TASK OBJECTIVE
Only the lines holding the string "plan" are needed; copy each of them from the data.

SUPPLIED DATA
--- START ---
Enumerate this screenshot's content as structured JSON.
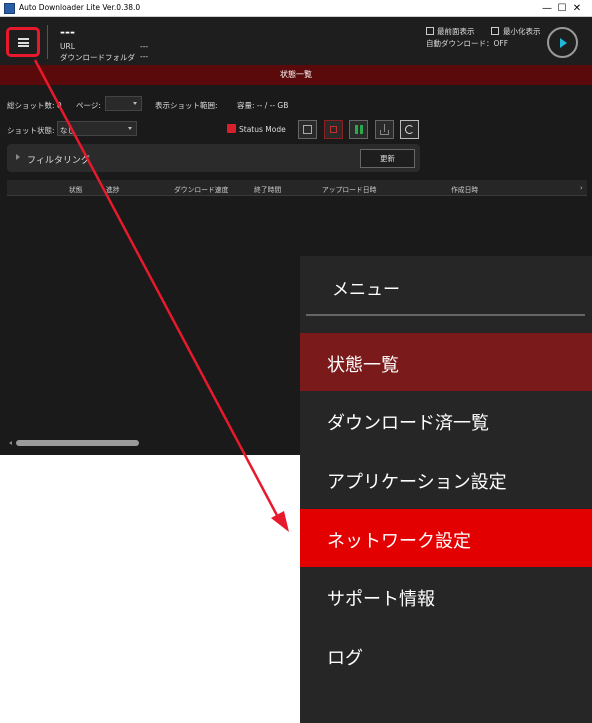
{
  "window": {
    "title": "Auto Downloader Lite Ver.0.38.0",
    "min": "—",
    "max": "☐",
    "close": "✕"
  },
  "header": {
    "job_title": "---",
    "url_label": "URL",
    "url_value": "---",
    "folder_label": "ダウンロードフォルダ",
    "folder_value": "---",
    "opt_topmost": "最前面表示",
    "opt_minimized": "最小化表示",
    "auto_download": "自動ダウンロード：OFF"
  },
  "status_title": "状態一覧",
  "controls": {
    "total_label": "総ショット数: 0",
    "page_label": "ページ:",
    "range_label": "表示ショット範囲:",
    "capacity_label": "容量: -- / -- GB",
    "shot_state_label": "ショット状態:",
    "shot_state_value": "なし",
    "status_mode": "Status Mode"
  },
  "filter": {
    "label": "フィルタリング",
    "update": "更新"
  },
  "table": {
    "headers": [
      "状態",
      "進捗",
      "ダウンロード速度",
      "終了時間",
      "アップロード日時",
      "作成日時"
    ],
    "more": "›"
  },
  "menu": {
    "heading": "メニュー",
    "items": [
      {
        "label": "状態一覧",
        "state": "active"
      },
      {
        "label": "ダウンロード済一覧",
        "state": "normal"
      },
      {
        "label": "アプリケーション設定",
        "state": "normal"
      },
      {
        "label": "ネットワーク設定",
        "state": "highlight"
      },
      {
        "label": "サポート情報",
        "state": "normal"
      },
      {
        "label": "ログ",
        "state": "normal"
      }
    ]
  },
  "colors": {
    "accent": "#e8192c",
    "active_item": "#7a1a1a",
    "highlight_item": "#e30000",
    "status_bar": "#5a0a0a"
  },
  "icons": [
    "hamburger-icon",
    "play-icon",
    "film-icon",
    "stop-icon",
    "pause-icon",
    "download-icon",
    "refresh-icon"
  ]
}
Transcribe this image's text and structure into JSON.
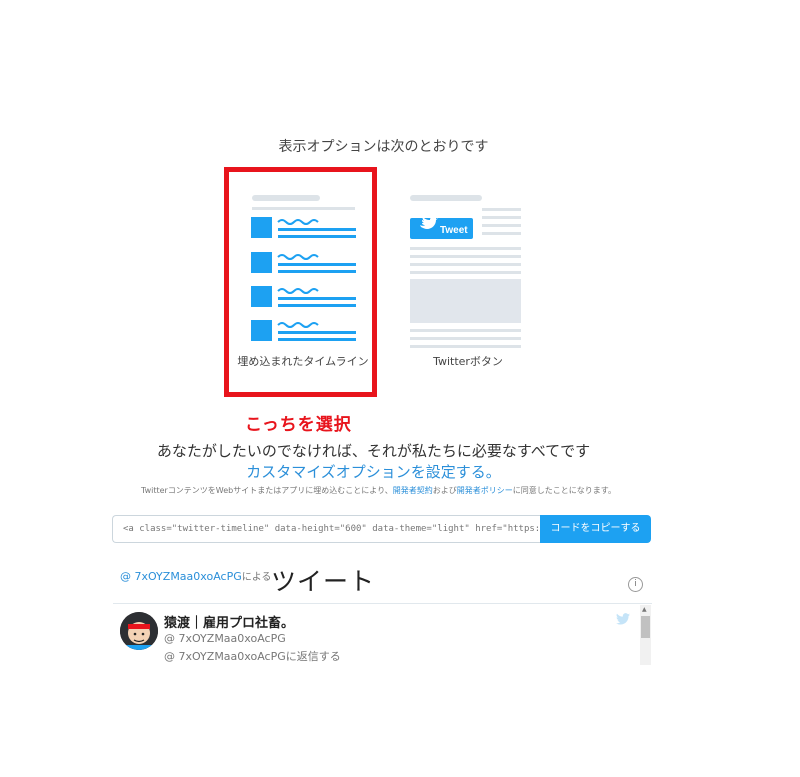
{
  "heading": "表示オプションは次のとおりです",
  "options": [
    {
      "label": "埋め込まれたタイムライン",
      "selected": true
    },
    {
      "label": "Twitterボタン",
      "selected": false,
      "button_text": "Tweet"
    }
  ],
  "select_note": "こっちを選択",
  "tagline": "あなたがしたいのでなければ、それが私たちに必要なすべてです",
  "customize_link": "カスタマイズオプションを設定する。",
  "legal": {
    "prefix": "TwitterコンテンツをWebサイトまたはアプリに埋め込むことにより、",
    "link1": "開発者契約",
    "mid": "および",
    "link2": "開発者ポリシー",
    "suffix": "に同意したことになります。"
  },
  "code_box": "<a class=\"twitter-timeline\" data-height=\"600\" data-theme=\"light\" href=\"https://twitter.com/7xOYZMaa0xoAcPG",
  "copy_button": "コードをコピーする",
  "timeline": {
    "by_handle": "@ 7xOYZMaa0xoAcPG",
    "by_suffix": "による",
    "title": "ツイート",
    "info": "i",
    "tweet": {
      "name": "猿渡｜雇用プロ社畜。",
      "handle": "@ 7xOYZMaa0xoAcPG",
      "reply": "@ 7xOYZMaa0xoAcPGに返信する"
    }
  },
  "colors": {
    "accent": "#1da1f2",
    "highlight": "#e8141c",
    "link": "#2b8fd9"
  }
}
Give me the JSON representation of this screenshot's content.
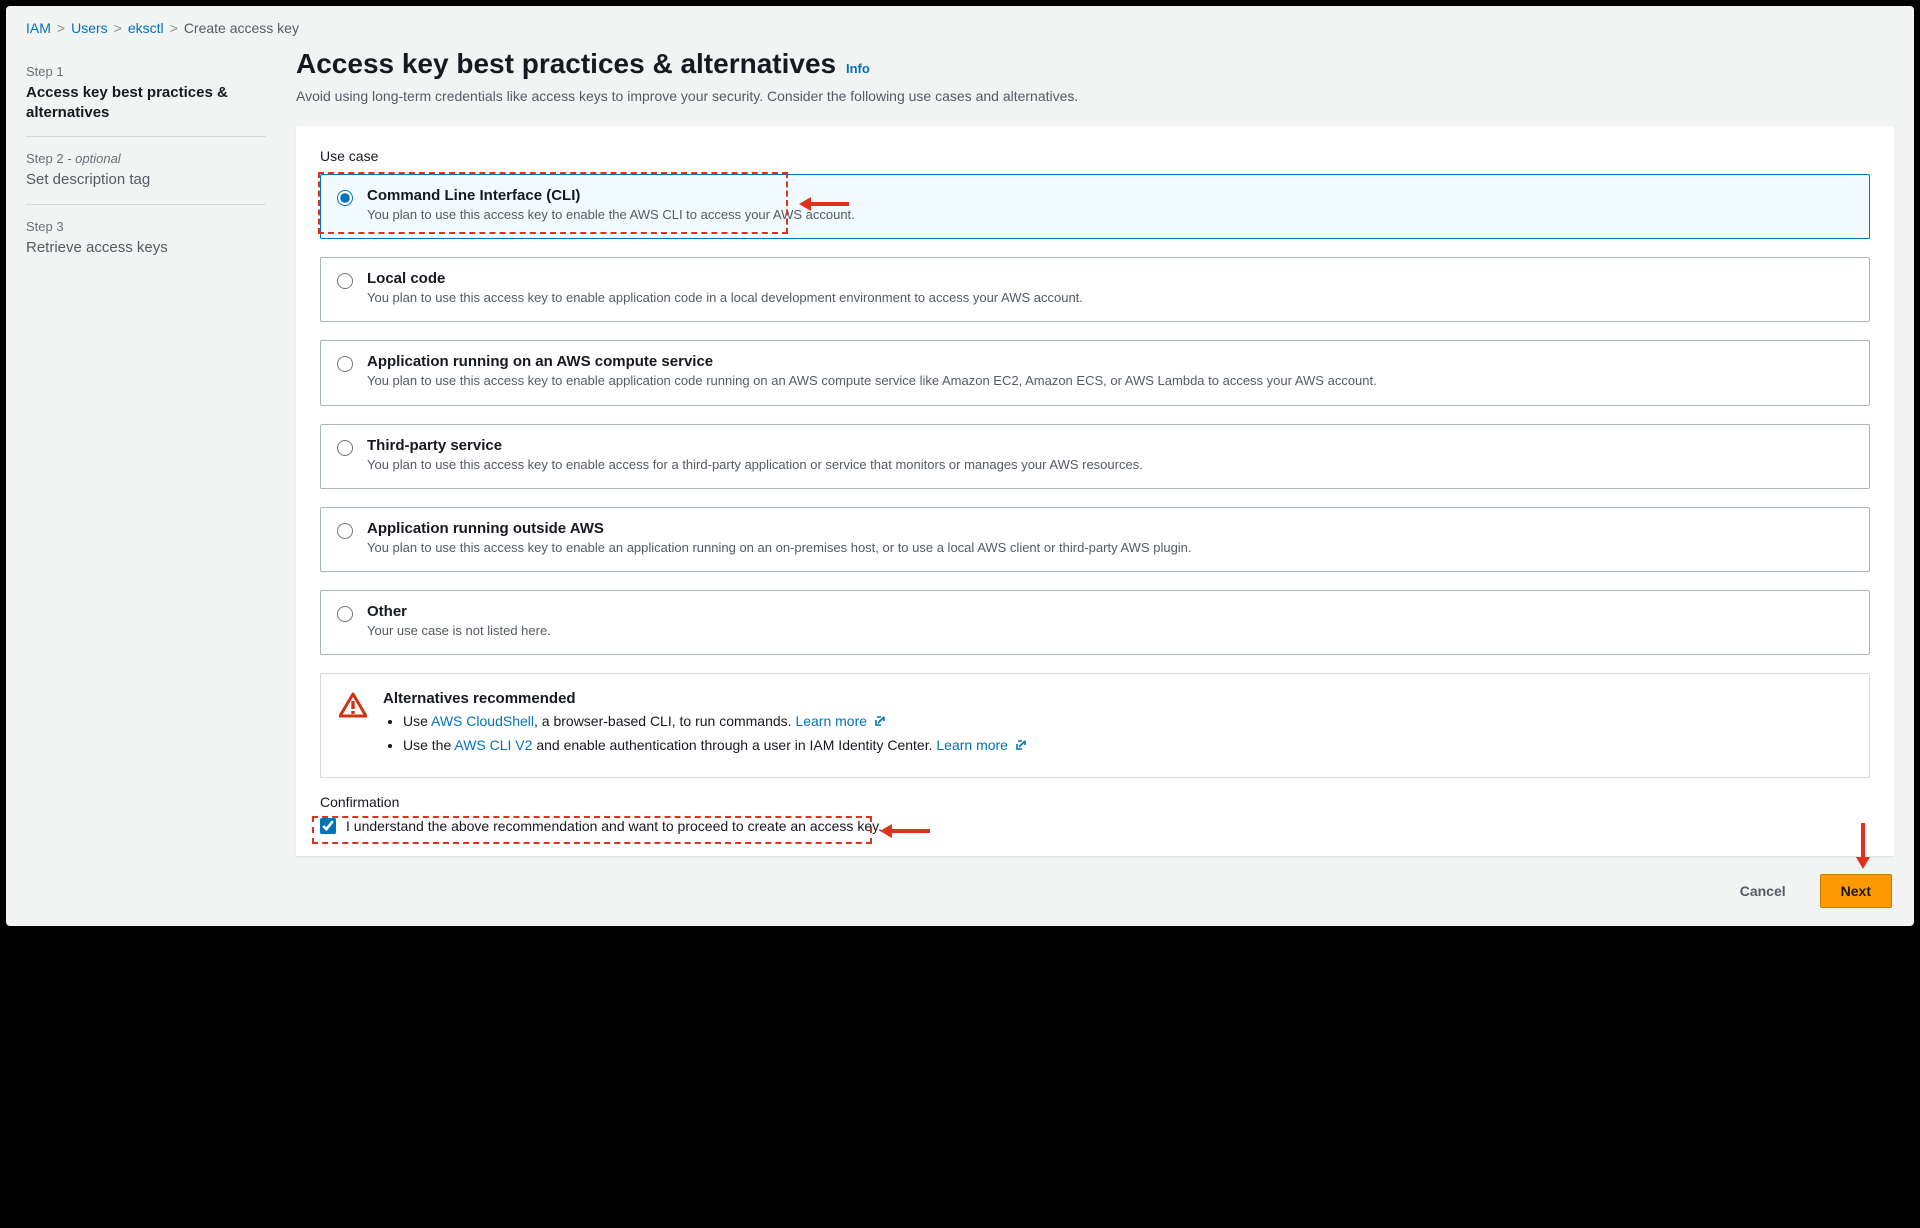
{
  "breadcrumb": {
    "items": [
      "IAM",
      "Users",
      "eksctl"
    ],
    "current": "Create access key"
  },
  "sidebar": {
    "steps": [
      {
        "label": "Step 1",
        "optional": "",
        "title": "Access key best practices & alternatives",
        "active": true
      },
      {
        "label": "Step 2",
        "optional": " - optional",
        "title": "Set description tag",
        "active": false
      },
      {
        "label": "Step 3",
        "optional": "",
        "title": "Retrieve access keys",
        "active": false
      }
    ]
  },
  "header": {
    "title": "Access key best practices & alternatives",
    "info": "Info",
    "subtitle": "Avoid using long-term credentials like access keys to improve your security. Consider the following use cases and alternatives."
  },
  "usecase": {
    "label": "Use case",
    "options": [
      {
        "title": "Command Line Interface (CLI)",
        "desc": "You plan to use this access key to enable the AWS CLI to access your AWS account.",
        "selected": true
      },
      {
        "title": "Local code",
        "desc": "You plan to use this access key to enable application code in a local development environment to access your AWS account.",
        "selected": false
      },
      {
        "title": "Application running on an AWS compute service",
        "desc": "You plan to use this access key to enable application code running on an AWS compute service like Amazon EC2, Amazon ECS, or AWS Lambda to access your AWS account.",
        "selected": false
      },
      {
        "title": "Third-party service",
        "desc": "You plan to use this access key to enable access for a third-party application or service that monitors or manages your AWS resources.",
        "selected": false
      },
      {
        "title": "Application running outside AWS",
        "desc": "You plan to use this access key to enable an application running on an on-premises host, or to use a local AWS client or third-party AWS plugin.",
        "selected": false
      },
      {
        "title": "Other",
        "desc": "Your use case is not listed here.",
        "selected": false
      }
    ]
  },
  "alternatives": {
    "title": "Alternatives recommended",
    "bullet1_pre": "Use ",
    "bullet1_link": "AWS CloudShell",
    "bullet1_post": ", a browser-based CLI, to run commands. ",
    "bullet2_pre": "Use the ",
    "bullet2_link": "AWS CLI V2",
    "bullet2_post": " and enable authentication through a user in IAM Identity Center. ",
    "learn_more": "Learn more"
  },
  "confirmation": {
    "label": "Confirmation",
    "text": "I understand the above recommendation and want to proceed to create an access key.",
    "checked": true
  },
  "footer": {
    "cancel": "Cancel",
    "next": "Next"
  }
}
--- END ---
RESPONSE TO THE TASK
        "desc": "You plan to use this access key to enable the AWS CLI to access your AWS account.",
        "desc": "You plan to use this access key to enable application code in a local development environment to access your AWS account.",
        "desc": "You plan to use this access key to enable application code running on an AWS compute service like Amazon EC2, Amazon ECS, or AWS Lambda to access your AWS account.",
        "desc": "You plan to use this access key to enable access for a third-party application or service that monitors or manages your AWS resources.",
        "desc": "You plan to use this access key to enable an application running on an on-premises host, or to use a local AWS client or third-party AWS plugin.",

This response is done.